Publication Type

Doctoral Thesis

Degree Name





Psychology, Personality.



Creative Commons License

Creative Commons Attribution-Noncommercial-No Derivative Works 4.0 License
This work is licensed under a Creative Commons Attribution-Noncommercial-No Derivative Works 4.0 License.

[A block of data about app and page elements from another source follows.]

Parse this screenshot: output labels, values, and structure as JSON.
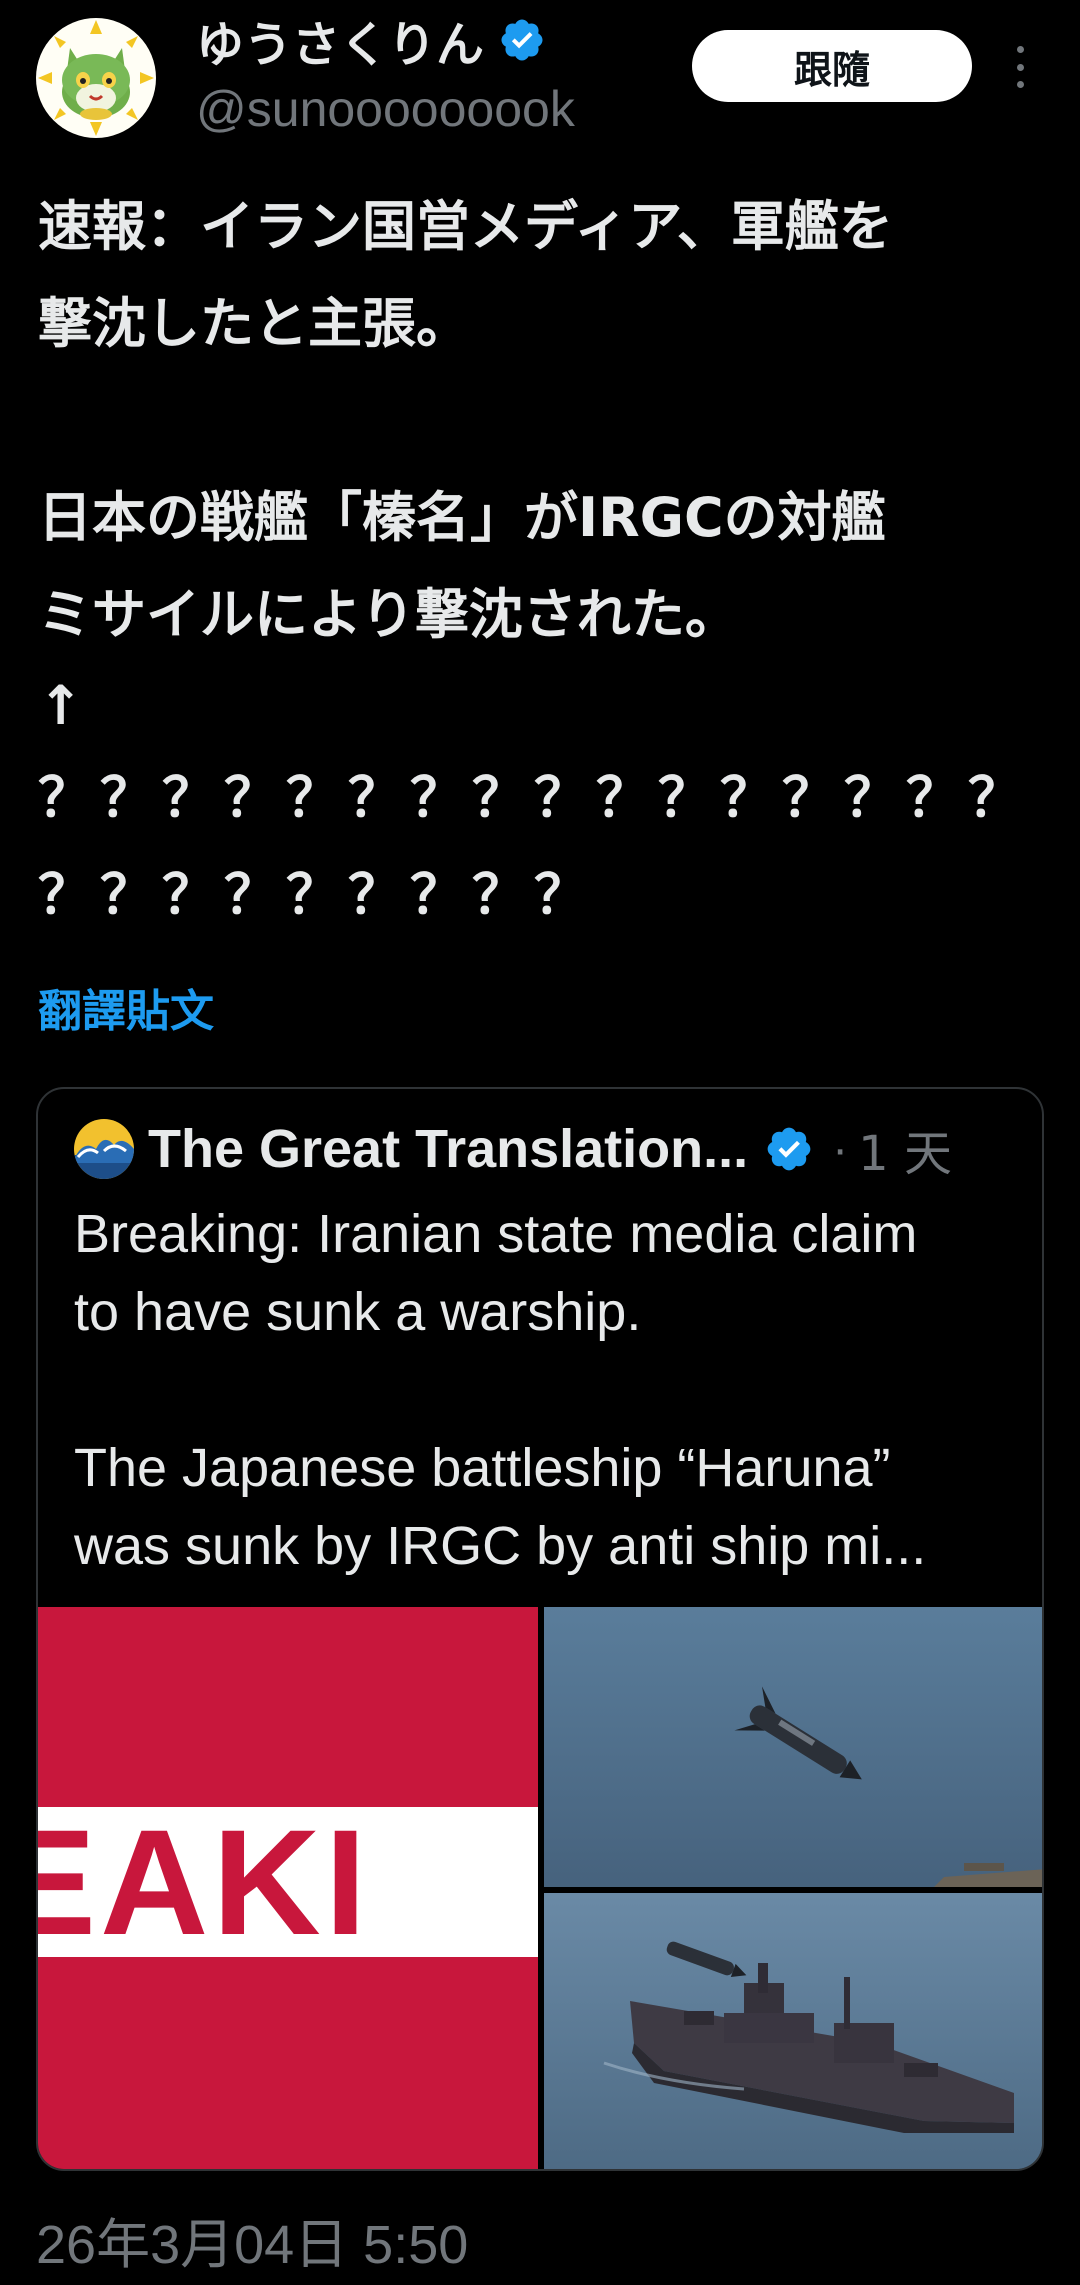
{
  "author": {
    "display_name": "ゆうさくりん",
    "handle": "@sunooooooook",
    "verified": true,
    "follow_label": "跟隨"
  },
  "tweet": {
    "lines": [
      "速報：イラン国営メディア、軍艦を",
      "撃沈したと主張。",
      "",
      "日本の戦艦「榛名」がIRGCの対艦",
      "ミサイルにより撃沈された。",
      "↑"
    ],
    "question_lines": [
      "？？？？？？？？？？？？？？？？",
      "？？？？？？？？？"
    ],
    "translate_label": "翻譯貼文"
  },
  "quote": {
    "display_name": "The Great Translation...",
    "verified": true,
    "separator": "·",
    "time_ago": "1 天",
    "lines": [
      "Breaking: Iranian state media claim",
      "to have sunk a warship.",
      "",
      "The Japanese battleship “Haruna”",
      "was sunk by IRGC by anti ship mi..."
    ],
    "media": {
      "left_image_text": "EAKI"
    }
  },
  "timestamp": "26年3月04日 5:50",
  "colors": {
    "background": "#000000",
    "text_primary": "#e7e9ea",
    "text_secondary": "#71767b",
    "accent": "#1d9bf0",
    "border": "#2f3336",
    "breaking_red": "#c8173c"
  },
  "icons": {
    "verified": "verified-badge-icon",
    "more": "more-vertical-icon"
  }
}
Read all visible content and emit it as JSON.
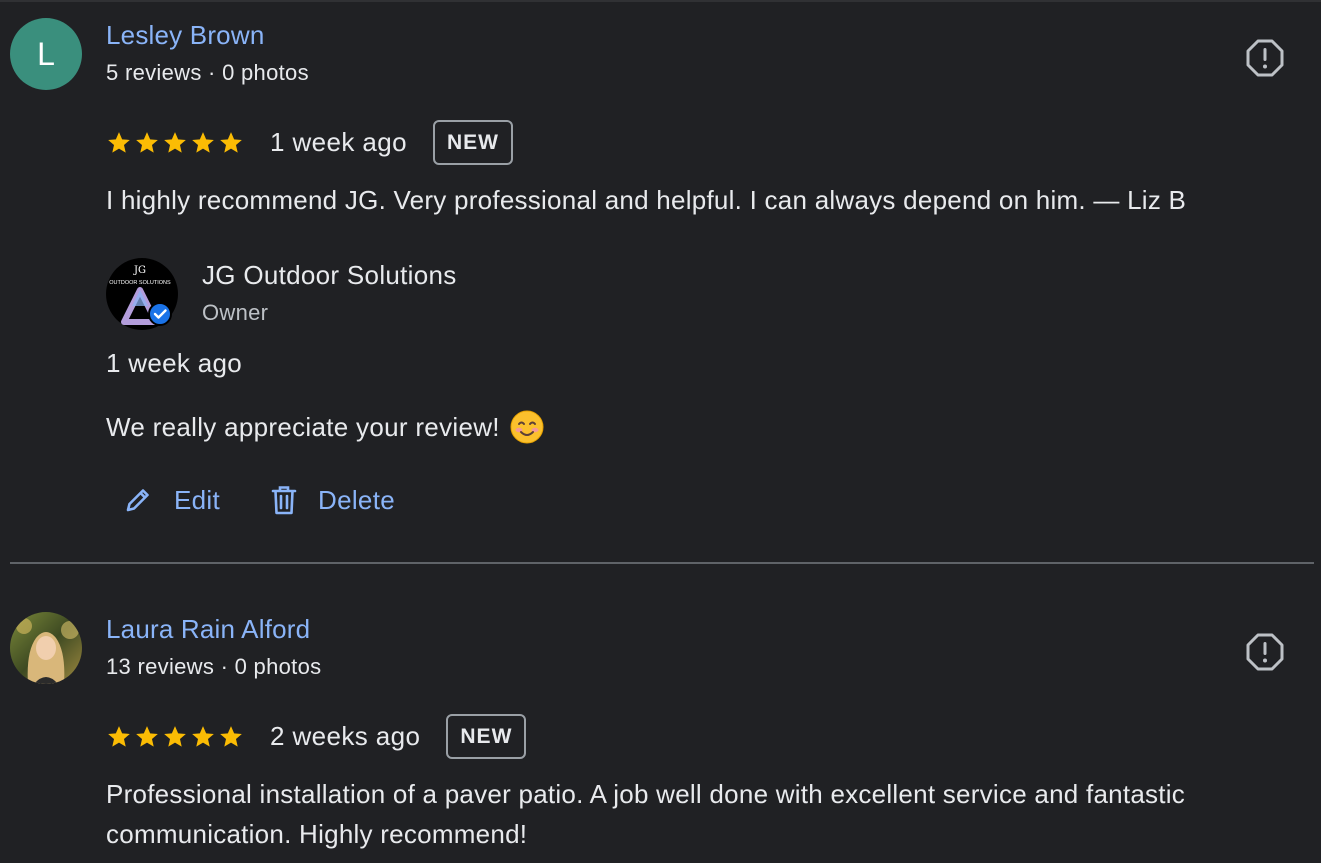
{
  "reviews": [
    {
      "avatar_letter": "L",
      "avatar_color": "#3a8f7d",
      "name": "Lesley Brown",
      "meta": "5 reviews · 0 photos",
      "rating": 5,
      "when": "1 week ago",
      "badge": "NEW",
      "text": "I highly recommend JG. Very professional and helpful. I can always depend on him. — Liz B",
      "owner": {
        "logo_text_top": "JG",
        "logo_text_bottom": "OUTDOOR SOLUTIONS",
        "name": "JG Outdoor Solutions",
        "role": "Owner",
        "when": "1 week ago",
        "reply": "We really appreciate your review!",
        "emoji": "smiling-face-emoji"
      },
      "actions": {
        "edit": "Edit",
        "delete": "Delete"
      }
    },
    {
      "name": "Laura Rain Alford",
      "meta": "13 reviews · 0 photos",
      "rating": 5,
      "when": "2 weeks ago",
      "badge": "NEW",
      "text": "Professional installation of a paver patio. A job well done with excellent service and fantastic communication. Highly recommend!"
    }
  ],
  "colors": {
    "background": "#202124",
    "link": "#8ab4f8",
    "star": "#fbbc04",
    "text": "#e8eaed",
    "divider": "#5f6368"
  },
  "icons": {
    "flag": "report-icon",
    "edit": "pencil-icon",
    "delete": "trash-icon",
    "star": "star-icon",
    "verified": "verified-badge-icon"
  }
}
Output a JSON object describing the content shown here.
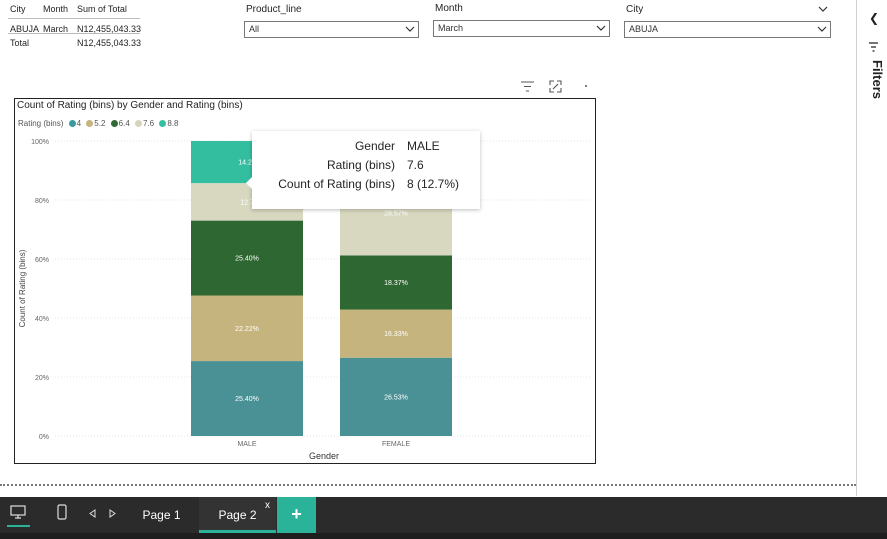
{
  "summary_table": {
    "headers": [
      "City",
      "Month",
      "Sum of Total"
    ],
    "rows": [
      {
        "city": "ABUJA",
        "month": "March",
        "total": "N12,455,043.33"
      }
    ],
    "total_row": {
      "label": "Total",
      "total": "N12,455,043.33"
    }
  },
  "slicers": {
    "product_line": {
      "label": "Product_line",
      "value": "All"
    },
    "month": {
      "label": "Month",
      "value": "March"
    },
    "city": {
      "label": "City",
      "value": "ABUJA"
    }
  },
  "filters_pane": {
    "label": "Filters"
  },
  "chart": {
    "title": "Count of Rating (bins) by Gender and Rating (bins)",
    "legend_title": "Rating (bins)",
    "legend": [
      {
        "name": "4",
        "color": "#3a9aa0"
      },
      {
        "name": "5.2",
        "color": "#c4b47d"
      },
      {
        "name": "6.4",
        "color": "#2f6a37"
      },
      {
        "name": "7.6",
        "color": "#d6d5bc"
      },
      {
        "name": "8.8",
        "color": "#35bfa0"
      }
    ]
  },
  "chart_data": {
    "type": "bar",
    "stacked": "100%",
    "title": "Count of Rating (bins) by Gender and Rating (bins)",
    "xlabel": "Gender",
    "ylabel": "Count of Rating (bins)",
    "categories": [
      "MALE",
      "FEMALE"
    ],
    "yticks": [
      "0%",
      "20%",
      "40%",
      "60%",
      "80%",
      "100%"
    ],
    "ylim": [
      0,
      100
    ],
    "grid": true,
    "legend_position": "top-left",
    "series": [
      {
        "name": "4",
        "color": "#4a9196",
        "values": [
          25.4,
          26.53
        ],
        "labels": [
          "25.40%",
          "26.53%"
        ]
      },
      {
        "name": "5.2",
        "color": "#c5b47e",
        "values": [
          22.22,
          16.33
        ],
        "labels": [
          "22.22%",
          "16.33%"
        ]
      },
      {
        "name": "6.4",
        "color": "#2f6733",
        "values": [
          25.4,
          18.37
        ],
        "labels": [
          "25.40%",
          "18.37%"
        ]
      },
      {
        "name": "7.6",
        "color": "#d8d8c0",
        "values": [
          12.7,
          28.57
        ],
        "labels": [
          "12.7",
          "28.57%"
        ]
      },
      {
        "name": "8.8",
        "color": "#34bea0",
        "values": [
          14.29,
          10.2
        ],
        "labels": [
          "14.29",
          ""
        ]
      }
    ]
  },
  "tooltip": {
    "rows": [
      {
        "key": "Gender",
        "value": "MALE"
      },
      {
        "key": "Rating (bins)",
        "value": "7.6"
      },
      {
        "key": "Count of Rating (bins)",
        "value": "8 (12.7%)"
      }
    ]
  },
  "pages": {
    "tabs": [
      {
        "label": "Page 1",
        "active": false
      },
      {
        "label": "Page 2",
        "active": true
      }
    ],
    "close": "x",
    "add": "+"
  }
}
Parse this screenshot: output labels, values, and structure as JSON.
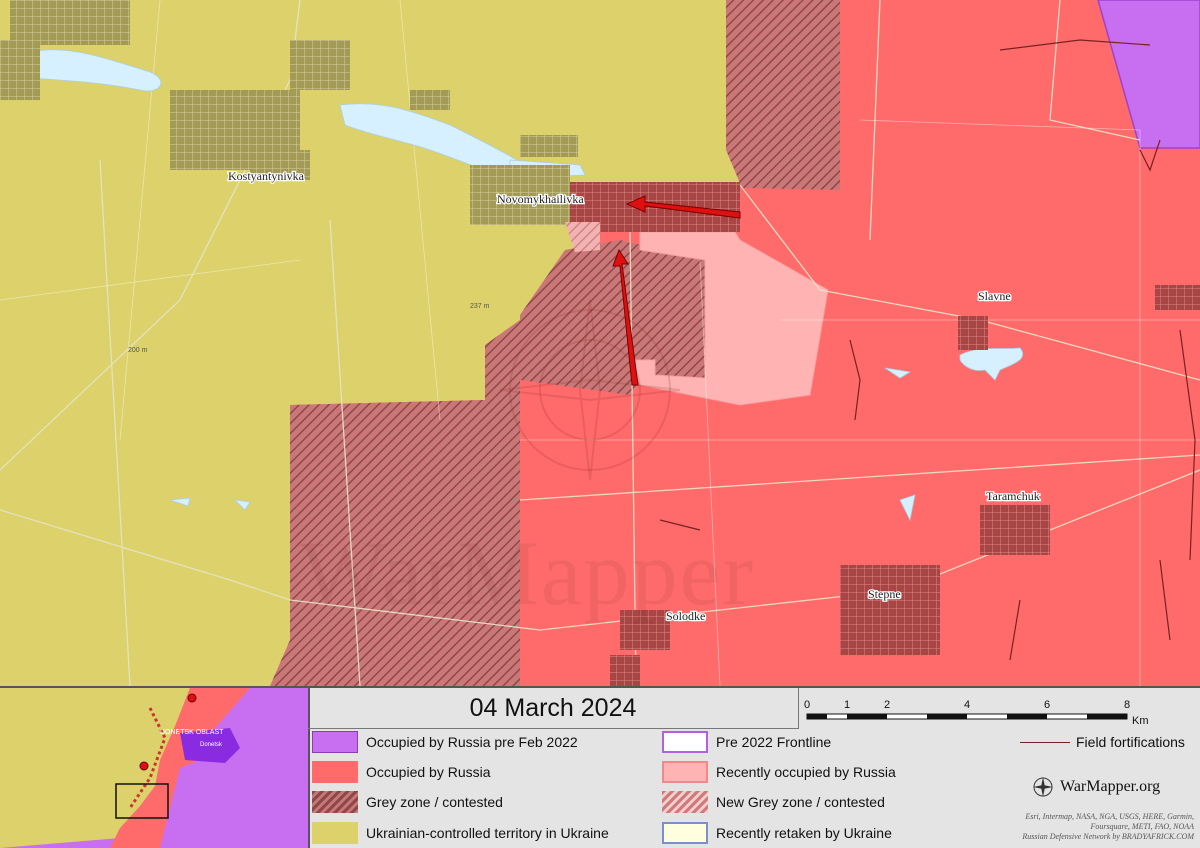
{
  "map": {
    "places": [
      "Kostyantynivka",
      "Novomykhailivka",
      "Slavne",
      "Taramchuk",
      "Stepne",
      "Solodke"
    ],
    "elevations": [
      "200 m",
      "237 m"
    ],
    "watermark": "WarMapper"
  },
  "colors": {
    "occupied_pre2022": "#c86ef0",
    "occupied": "#ff6b6b",
    "grey_zone": "#a86a6a",
    "ukraine": "#dcd16a",
    "recently_occupied": "#ffb3b3",
    "recently_retaken": "#ffffe0",
    "water": "#d6f0ff",
    "arrow": "#e01010"
  },
  "legend": {
    "date": "04 March 2024",
    "items": [
      {
        "label": "Occupied by Russia pre Feb 2022"
      },
      {
        "label": "Pre 2022 Frontline"
      },
      {
        "label": "Occupied by Russia"
      },
      {
        "label": "Recently occupied by Russia"
      },
      {
        "label": "Grey zone / contested"
      },
      {
        "label": "New Grey zone / contested"
      },
      {
        "label": "Ukrainian-controlled territory in Ukraine"
      },
      {
        "label": "Recently retaken by Ukraine"
      }
    ],
    "field_fortifications": "Field fortifications",
    "scale_ticks": [
      "0",
      "1",
      "2",
      "4",
      "6",
      "8"
    ],
    "scale_unit": "Km",
    "brand": "WarMapper.org",
    "credits": [
      "Esri, Intermap, NASA, NGA, USGS, HERE, Garmin,",
      "Foursquare, METI, FAO, NOAA",
      "Russian Defensive Network by BRADYAFRICK.COM"
    ]
  },
  "inset": {
    "labels": [
      "DONETSK OBLAST",
      "Donetsk"
    ]
  }
}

A measure of nuclear war/weapons attitudes was developed based on factor analyses of the responses of 563 American and Canadian college students to a pool of 118 nuclear war-/weapons-related items. The resulting 60-item measure, the Nuclear Weapons Orientation Measure (NWOM), composed of 11 separate attitudes scales, was administered along with personality and demographic variables to 273 American students. Females were found to differ from males in favoring unilateral reductions in nuclear weapons to a greater extent, viewing nuclear war as more likely, and viewing the potential consequences from nuclear war as less manageable. Among the findings applying for both sexes: perceptions of the Soviets were related to defense mechanisms; sex-role orientation was related to attitudes about bilateral nuclear weapons reductions; religious attitudes were found to be related to attitudes about preparing for nuclear war, and to worry about nuclear war; locus of control was related to perceptions about the likelihood of nuclear war, and to beliefs about the safety of sparsely populated areas during nuclear war. A wide variety of differences between the sexes in correlates of nuclear war attitudes was also found.Dept. of Psychology. Paper copy at Leddy Library: Theses & Major Papers - Basement, West Bldg. / Call Number: Thesis1985 .R645. Source: Dissertation Abstracts International, Volume: 46-09, Section: B, page: 3256. Thesis (Ph.D.)--University of Windsor (Canada), 1985.